It just felt like it came a tad unstuck in the final execution. Annoying bits included the side stand that required an off-camber tilt, the various electronics sometimes playing up (Felix made a particular note to the quickshifter/blipper), the pannier with an eject-o-barrel…
These are all drawbacks on a pricey machine that, given time, will absolutely be ironed out. You could easily argue that the alternative style, adaptive ride height tech and huge V-Twin still gives the Harley character and poise that could win the battle against some serious rivals – but I’d very much say it’s still the underdog in the fight, even if that dog has a weird looking face, an adaptive electronic jaw and barks with a V-Twin grunt.
In short, it certainly has enough to impress any rider, on-road or off-road, and you will certainly want to have a go – if you keep your opinions at the door, give it a go and see what the fuss is about. Just be prepared to meet a big Harley-Davidson price tag once you get it all specced up to your liking.
Cheers to Harley-Davidson for giving us 2 weeks with the Pan America, head to their website to find out more.

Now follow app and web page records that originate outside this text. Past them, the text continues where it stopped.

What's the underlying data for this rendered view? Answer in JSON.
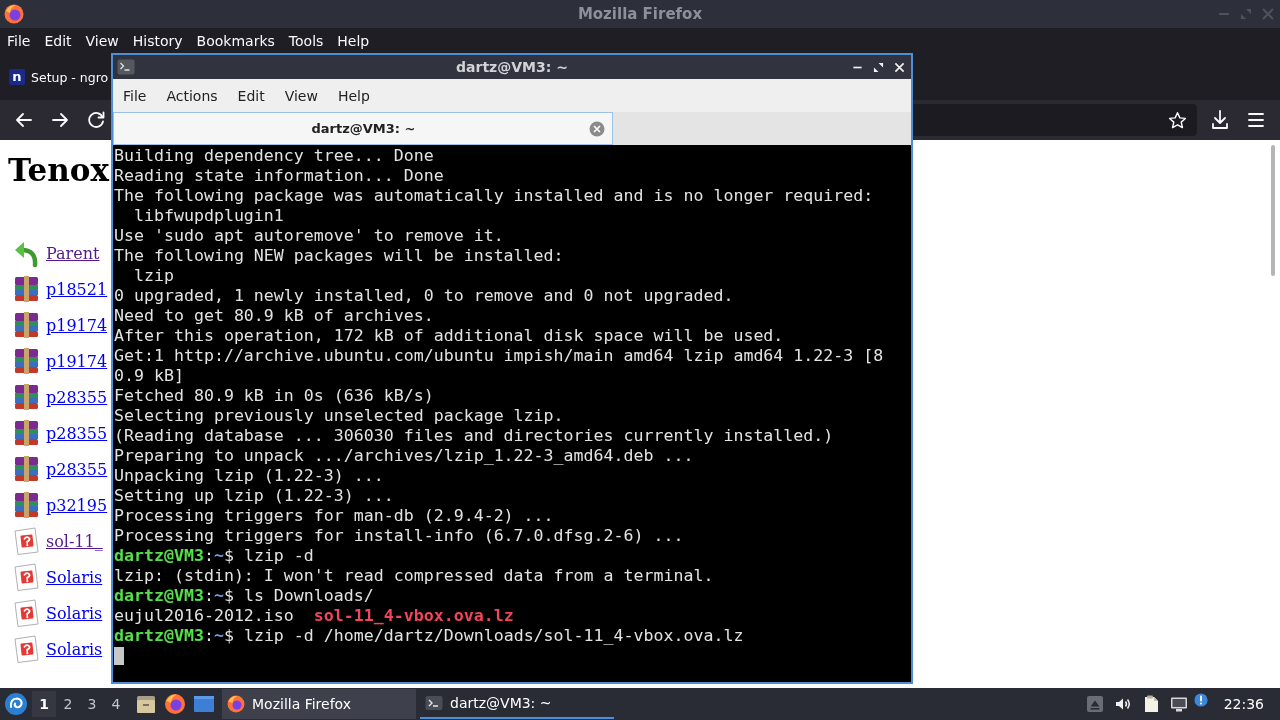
{
  "firefox": {
    "title": "Mozilla Firefox",
    "menu": [
      "File",
      "Edit",
      "View",
      "History",
      "Bookmarks",
      "Tools",
      "Help"
    ],
    "tabs": [
      {
        "label": "Setup - ngro",
        "favicon": "n"
      }
    ],
    "page": {
      "heading": "Tenox",
      "entries": [
        {
          "kind": "parent",
          "label": "Parent",
          "visited": true
        },
        {
          "kind": "archive",
          "label": "p18521",
          "visited": false
        },
        {
          "kind": "archive",
          "label": "p19174",
          "visited": false
        },
        {
          "kind": "archive",
          "label": "p19174",
          "visited": false
        },
        {
          "kind": "archive",
          "label": "p28355",
          "visited": false
        },
        {
          "kind": "archive",
          "label": "p28355",
          "visited": false
        },
        {
          "kind": "archive",
          "label": "p28355",
          "visited": false
        },
        {
          "kind": "archive",
          "label": "p32195",
          "visited": false
        },
        {
          "kind": "unknown",
          "label": "sol-11_",
          "visited": true
        },
        {
          "kind": "unknown",
          "label": "Solaris",
          "visited": false
        },
        {
          "kind": "unknown",
          "label": "Solaris",
          "visited": false
        },
        {
          "kind": "unknown",
          "label": "Solaris",
          "visited": false
        }
      ]
    }
  },
  "terminal": {
    "title": "dartz@VM3: ~",
    "menu": [
      "File",
      "Actions",
      "Edit",
      "View",
      "Help"
    ],
    "tabs": [
      {
        "label": "dartz@VM3: ~",
        "selected": true
      }
    ],
    "lines": [
      {
        "segments": [
          {
            "kind": "plain",
            "text": "Building dependency tree... Done"
          }
        ]
      },
      {
        "segments": [
          {
            "kind": "plain",
            "text": "Reading state information... Done"
          }
        ]
      },
      {
        "segments": [
          {
            "kind": "plain",
            "text": "The following package was automatically installed and is no longer required:"
          }
        ]
      },
      {
        "segments": [
          {
            "kind": "plain",
            "text": "  libfwupdplugin1"
          }
        ]
      },
      {
        "segments": [
          {
            "kind": "plain",
            "text": "Use 'sudo apt autoremove' to remove it."
          }
        ]
      },
      {
        "segments": [
          {
            "kind": "plain",
            "text": "The following NEW packages will be installed:"
          }
        ]
      },
      {
        "segments": [
          {
            "kind": "plain",
            "text": "  lzip"
          }
        ]
      },
      {
        "segments": [
          {
            "kind": "plain",
            "text": "0 upgraded, 1 newly installed, 0 to remove and 0 not upgraded."
          }
        ]
      },
      {
        "segments": [
          {
            "kind": "plain",
            "text": "Need to get 80.9 kB of archives."
          }
        ]
      },
      {
        "segments": [
          {
            "kind": "plain",
            "text": "After this operation, 172 kB of additional disk space will be used."
          }
        ]
      },
      {
        "segments": [
          {
            "kind": "plain",
            "text": "Get:1 http://archive.ubuntu.com/ubuntu impish/main amd64 lzip amd64 1.22-3 [8"
          }
        ]
      },
      {
        "segments": [
          {
            "kind": "plain",
            "text": "0.9 kB]"
          }
        ]
      },
      {
        "segments": [
          {
            "kind": "plain",
            "text": "Fetched 80.9 kB in 0s (636 kB/s)"
          }
        ]
      },
      {
        "segments": [
          {
            "kind": "plain",
            "text": "Selecting previously unselected package lzip."
          }
        ]
      },
      {
        "segments": [
          {
            "kind": "plain",
            "text": "(Reading database ... 306030 files and directories currently installed.)"
          }
        ]
      },
      {
        "segments": [
          {
            "kind": "plain",
            "text": "Preparing to unpack .../archives/lzip_1.22-3_amd64.deb ..."
          }
        ]
      },
      {
        "segments": [
          {
            "kind": "plain",
            "text": "Unpacking lzip (1.22-3) ..."
          }
        ]
      },
      {
        "segments": [
          {
            "kind": "plain",
            "text": "Setting up lzip (1.22-3) ..."
          }
        ]
      },
      {
        "segments": [
          {
            "kind": "plain",
            "text": "Processing triggers for man-db (2.9.4-2) ..."
          }
        ]
      },
      {
        "segments": [
          {
            "kind": "plain",
            "text": "Processing triggers for install-info (6.7.0.dfsg.2-6) ..."
          }
        ]
      },
      {
        "segments": [
          {
            "kind": "user",
            "text": "dartz@VM3"
          },
          {
            "kind": "plain",
            "text": ":"
          },
          {
            "kind": "path",
            "text": "~"
          },
          {
            "kind": "plain",
            "text": "$ lzip -d"
          }
        ]
      },
      {
        "segments": [
          {
            "kind": "plain",
            "text": "lzip: (stdin): I won't read compressed data from a terminal."
          }
        ]
      },
      {
        "segments": [
          {
            "kind": "user",
            "text": "dartz@VM3"
          },
          {
            "kind": "plain",
            "text": ":"
          },
          {
            "kind": "path",
            "text": "~"
          },
          {
            "kind": "plain",
            "text": "$ ls Downloads/"
          }
        ]
      },
      {
        "segments": [
          {
            "kind": "plain",
            "text": "eujul2016-2012.iso  "
          },
          {
            "kind": "archive",
            "text": "sol-11_4-vbox.ova.lz"
          }
        ]
      },
      {
        "segments": [
          {
            "kind": "user",
            "text": "dartz@VM3"
          },
          {
            "kind": "plain",
            "text": ":"
          },
          {
            "kind": "path",
            "text": "~"
          },
          {
            "kind": "plain",
            "text": "$ lzip -d /home/dartz/Downloads/sol-11_4-vbox.ova.lz"
          }
        ]
      }
    ],
    "cursor": true
  },
  "taskbar": {
    "workspaces": [
      {
        "label": "1",
        "selected": true
      },
      {
        "label": "2",
        "selected": false
      },
      {
        "label": "3",
        "selected": false
      },
      {
        "label": "4",
        "selected": false
      }
    ],
    "tasks": [
      {
        "kind": "firefox",
        "label": "Mozilla Firefox",
        "selected": false
      },
      {
        "kind": "terminal",
        "label": "dartz@VM3: ~",
        "selected": true
      }
    ],
    "clock": "22:36"
  }
}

Try Lexham for an insurance quote on adventure motorcycles!
Harley-Davidson Pan America 1250 Special Specs
|Engine||1252cc Revolution MAx 1250T V-Twin. 150 bhp @ 8750 rpm, 128 Nm @ 6750 rpm|
|Fuel tank||21.2 L|
|Brakes||(F) Dual radially mounted monobloc, 4-piston caliper, 320mm disc (R) 1-piston floating caliper, 280mm disc|
|Seat height||850 mm|
|Suspension||(F) Showa 47mm inverted forks adjustable semi-active damping (R) mono-shock electronically adjustable semi-active damping|